WHAT IS EXPECTED: Filter these entries so that only lines with the word "items" remain.

=== TASK INPUT ===

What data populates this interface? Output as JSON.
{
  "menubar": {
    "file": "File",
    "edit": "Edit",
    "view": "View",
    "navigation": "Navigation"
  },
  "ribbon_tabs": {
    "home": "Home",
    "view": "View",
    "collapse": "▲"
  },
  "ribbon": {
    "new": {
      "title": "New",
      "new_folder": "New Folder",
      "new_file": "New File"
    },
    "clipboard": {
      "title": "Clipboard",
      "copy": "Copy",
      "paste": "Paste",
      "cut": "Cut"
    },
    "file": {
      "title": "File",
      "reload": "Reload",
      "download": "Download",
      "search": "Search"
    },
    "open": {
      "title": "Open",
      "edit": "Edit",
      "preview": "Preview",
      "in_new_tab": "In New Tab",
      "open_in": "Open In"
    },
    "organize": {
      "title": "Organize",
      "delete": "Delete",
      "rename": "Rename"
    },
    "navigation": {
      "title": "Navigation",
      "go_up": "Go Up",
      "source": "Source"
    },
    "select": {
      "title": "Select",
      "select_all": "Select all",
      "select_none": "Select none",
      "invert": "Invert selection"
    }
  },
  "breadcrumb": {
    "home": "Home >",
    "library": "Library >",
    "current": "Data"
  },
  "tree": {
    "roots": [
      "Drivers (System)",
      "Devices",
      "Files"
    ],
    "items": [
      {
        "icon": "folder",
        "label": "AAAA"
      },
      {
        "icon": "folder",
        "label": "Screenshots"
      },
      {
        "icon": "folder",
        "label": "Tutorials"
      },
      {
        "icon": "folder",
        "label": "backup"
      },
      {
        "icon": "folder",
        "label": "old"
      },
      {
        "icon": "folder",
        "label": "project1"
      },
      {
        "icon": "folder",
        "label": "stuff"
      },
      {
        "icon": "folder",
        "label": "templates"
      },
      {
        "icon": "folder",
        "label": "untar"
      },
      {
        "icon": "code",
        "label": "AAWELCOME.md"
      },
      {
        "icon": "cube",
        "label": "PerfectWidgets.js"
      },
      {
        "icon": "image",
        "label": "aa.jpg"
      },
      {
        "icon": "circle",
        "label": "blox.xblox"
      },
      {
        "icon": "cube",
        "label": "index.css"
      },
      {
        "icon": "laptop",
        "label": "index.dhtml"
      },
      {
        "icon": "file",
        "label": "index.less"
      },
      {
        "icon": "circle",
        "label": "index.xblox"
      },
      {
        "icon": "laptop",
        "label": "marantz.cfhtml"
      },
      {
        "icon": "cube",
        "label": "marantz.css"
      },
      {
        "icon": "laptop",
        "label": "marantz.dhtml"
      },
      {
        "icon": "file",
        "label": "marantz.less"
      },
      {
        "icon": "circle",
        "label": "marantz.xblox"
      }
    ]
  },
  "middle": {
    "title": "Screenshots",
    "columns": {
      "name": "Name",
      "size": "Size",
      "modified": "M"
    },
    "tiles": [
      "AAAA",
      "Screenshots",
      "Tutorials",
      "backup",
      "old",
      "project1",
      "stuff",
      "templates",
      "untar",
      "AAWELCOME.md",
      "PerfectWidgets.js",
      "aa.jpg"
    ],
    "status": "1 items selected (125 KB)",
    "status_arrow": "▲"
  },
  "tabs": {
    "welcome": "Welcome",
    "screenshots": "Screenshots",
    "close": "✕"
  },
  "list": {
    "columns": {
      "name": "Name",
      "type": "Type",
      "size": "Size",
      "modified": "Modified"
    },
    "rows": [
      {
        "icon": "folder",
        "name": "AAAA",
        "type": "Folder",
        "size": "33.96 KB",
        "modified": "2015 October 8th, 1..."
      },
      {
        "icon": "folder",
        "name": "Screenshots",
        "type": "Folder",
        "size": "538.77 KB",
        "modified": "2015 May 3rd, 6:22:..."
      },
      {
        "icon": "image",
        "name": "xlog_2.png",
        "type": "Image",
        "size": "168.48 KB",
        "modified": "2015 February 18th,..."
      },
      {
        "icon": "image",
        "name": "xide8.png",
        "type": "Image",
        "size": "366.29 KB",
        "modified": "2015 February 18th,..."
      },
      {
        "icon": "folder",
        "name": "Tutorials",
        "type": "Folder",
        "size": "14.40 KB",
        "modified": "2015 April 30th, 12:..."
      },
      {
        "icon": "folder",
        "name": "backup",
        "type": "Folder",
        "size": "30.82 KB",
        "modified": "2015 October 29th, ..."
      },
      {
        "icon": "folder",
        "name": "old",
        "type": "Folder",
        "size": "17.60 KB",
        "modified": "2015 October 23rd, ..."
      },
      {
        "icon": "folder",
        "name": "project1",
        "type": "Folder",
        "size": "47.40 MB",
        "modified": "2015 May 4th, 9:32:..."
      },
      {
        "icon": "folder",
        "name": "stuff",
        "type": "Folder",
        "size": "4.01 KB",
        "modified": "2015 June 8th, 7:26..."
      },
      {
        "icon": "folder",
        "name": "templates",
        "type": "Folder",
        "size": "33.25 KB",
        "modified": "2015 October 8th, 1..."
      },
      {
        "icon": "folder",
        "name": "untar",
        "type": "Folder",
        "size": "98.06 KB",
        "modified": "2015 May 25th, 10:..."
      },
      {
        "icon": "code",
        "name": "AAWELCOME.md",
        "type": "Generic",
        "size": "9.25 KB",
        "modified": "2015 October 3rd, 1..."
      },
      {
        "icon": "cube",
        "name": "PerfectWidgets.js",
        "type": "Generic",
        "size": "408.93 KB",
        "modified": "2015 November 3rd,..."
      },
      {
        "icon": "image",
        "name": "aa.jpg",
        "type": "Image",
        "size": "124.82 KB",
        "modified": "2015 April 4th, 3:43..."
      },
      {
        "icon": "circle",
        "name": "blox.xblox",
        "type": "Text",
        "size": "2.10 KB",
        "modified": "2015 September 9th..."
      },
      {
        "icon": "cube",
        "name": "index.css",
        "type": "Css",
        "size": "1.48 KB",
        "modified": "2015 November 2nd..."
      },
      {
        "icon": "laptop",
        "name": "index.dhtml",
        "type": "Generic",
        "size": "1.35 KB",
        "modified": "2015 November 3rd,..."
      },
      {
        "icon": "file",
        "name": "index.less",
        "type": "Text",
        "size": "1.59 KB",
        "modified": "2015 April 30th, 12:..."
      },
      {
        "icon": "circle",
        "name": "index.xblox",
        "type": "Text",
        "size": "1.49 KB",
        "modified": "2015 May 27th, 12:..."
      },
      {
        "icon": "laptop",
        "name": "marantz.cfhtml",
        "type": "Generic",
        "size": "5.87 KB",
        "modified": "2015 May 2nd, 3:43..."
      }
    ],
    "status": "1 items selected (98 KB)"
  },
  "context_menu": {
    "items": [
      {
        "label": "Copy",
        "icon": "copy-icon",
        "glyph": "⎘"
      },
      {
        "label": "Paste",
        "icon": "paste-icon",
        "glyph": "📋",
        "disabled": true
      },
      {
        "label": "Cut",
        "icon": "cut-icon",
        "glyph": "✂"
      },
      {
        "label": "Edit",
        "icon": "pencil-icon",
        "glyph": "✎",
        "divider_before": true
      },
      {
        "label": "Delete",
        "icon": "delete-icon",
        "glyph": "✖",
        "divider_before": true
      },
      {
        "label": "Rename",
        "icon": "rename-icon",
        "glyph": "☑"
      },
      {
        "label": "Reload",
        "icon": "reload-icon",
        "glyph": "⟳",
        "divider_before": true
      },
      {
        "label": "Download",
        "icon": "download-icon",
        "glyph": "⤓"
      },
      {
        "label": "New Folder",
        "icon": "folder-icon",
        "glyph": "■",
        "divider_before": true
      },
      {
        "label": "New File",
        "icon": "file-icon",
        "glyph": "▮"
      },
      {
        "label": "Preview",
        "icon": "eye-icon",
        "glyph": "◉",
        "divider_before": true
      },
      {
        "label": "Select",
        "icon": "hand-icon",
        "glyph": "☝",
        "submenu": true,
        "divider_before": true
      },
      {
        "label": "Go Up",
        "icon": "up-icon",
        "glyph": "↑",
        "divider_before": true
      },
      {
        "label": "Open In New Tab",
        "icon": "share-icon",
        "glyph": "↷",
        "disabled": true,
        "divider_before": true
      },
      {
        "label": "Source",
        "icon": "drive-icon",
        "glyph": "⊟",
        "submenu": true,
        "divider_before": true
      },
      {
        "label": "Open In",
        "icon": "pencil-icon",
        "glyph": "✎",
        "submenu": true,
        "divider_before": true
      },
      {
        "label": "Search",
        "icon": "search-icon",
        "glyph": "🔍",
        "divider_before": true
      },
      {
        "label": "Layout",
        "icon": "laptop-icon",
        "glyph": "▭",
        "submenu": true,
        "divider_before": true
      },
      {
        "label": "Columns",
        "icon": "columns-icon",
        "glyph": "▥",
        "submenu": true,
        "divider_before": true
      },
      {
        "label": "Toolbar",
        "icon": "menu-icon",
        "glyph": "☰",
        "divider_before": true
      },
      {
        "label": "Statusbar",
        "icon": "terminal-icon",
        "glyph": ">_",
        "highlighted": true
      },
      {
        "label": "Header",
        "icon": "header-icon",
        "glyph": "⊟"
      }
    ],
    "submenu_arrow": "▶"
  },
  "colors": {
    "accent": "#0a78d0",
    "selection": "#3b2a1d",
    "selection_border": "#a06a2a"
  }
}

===

TASK RESPONSE:
    "items": [
    "status": "1 items selected (125 KB)",
    "status": "1 items selected (98 KB)"
    "items": [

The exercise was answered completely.